There’s also the as yet unmentioned, issue of how to get those behemoth Ro-Ro vessels into the upper reach of Town Creek to a new dockside facility built over heavily vegetated tidal marsh. The new Ravenel Bridge wasn’t built high enough over Town Creek to allow large vessels safe passage from the south. Access from the north into Town Creek would require a challenging, sharp 90-degree left turn from the main Cooper Channel to enter Town Creek southbound and a similar sharp 90-degree right turn to exit northbound. Leaving would likely require a tug-assisted exit astern into the Cooper Channel, because there is insufficient room north of the bridge to construct a new turning basin without cutting into Drum Island. Strong tidal currents at the north end of Drum Island and the problematic windage of slab-sided Ro-Ro vessels will make for some harrowing challenges for local harbor pilots and tug operators.
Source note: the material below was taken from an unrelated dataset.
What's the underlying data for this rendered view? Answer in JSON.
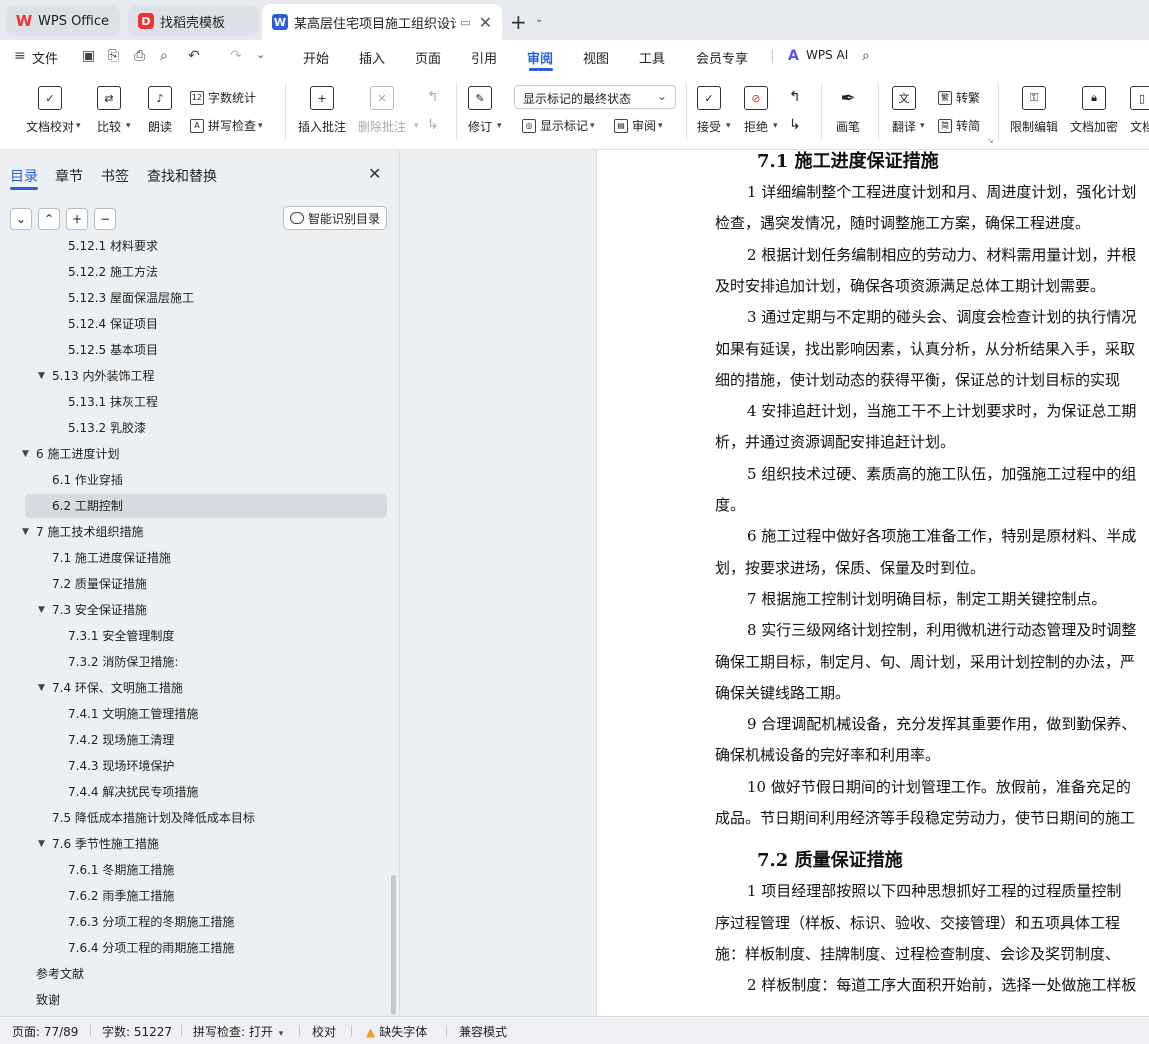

Dredging? Oh, no one mentioned that the old, long forgotten shallow Town Creek channel would have to be deepened and widened to handle fully loaded Ro-Ro vessels - well that’s not the developer’s responsibility; the taxpayers will have to pick up that tab and for the disposal of contaminated dredge materials too. You can’t expect the developer to pay for those unanticipated surprises.
What do you mean, land fills sink and settle? We thought that only happened in the VA Hospital parking lot, on Courtney and Bee Streets, and up at the centerfield of The Joe.
Five-high stacks of containers need level ground and the cranes that lift them do too. And who would have thought that thousands of 90-feet long piling would be needed to support the new docks and rail access ramps? Another surprise - all these piles will have to be driven through a SCDHEC regulated putrescible landfill cap that leaks highly explosive methane gas! Nobody said anything about that! The public, state, or better yet, Mayor Joe’s new Neck Tax Increment Financing bonds will just have to pay for those extra costs.
What do you mean that the surrounding neighborhoods don’t like getting up at 5:00 a.m. to the sound of slamming rail cars, the roar of diesel trucks, and banging containers? We’re blue-collar workers just trying to make an honest living. Those folks living in the condos at the old jail and the developers of One Cool Blow should have thought of that before they built those condos and sold them to all those retired folks “from off”.
Folks, this one’s going to be more exciting to watch than a run-away carriage on South Battery full of terrified tourists. Just guess who’s going to pick up the billion-dollar tab?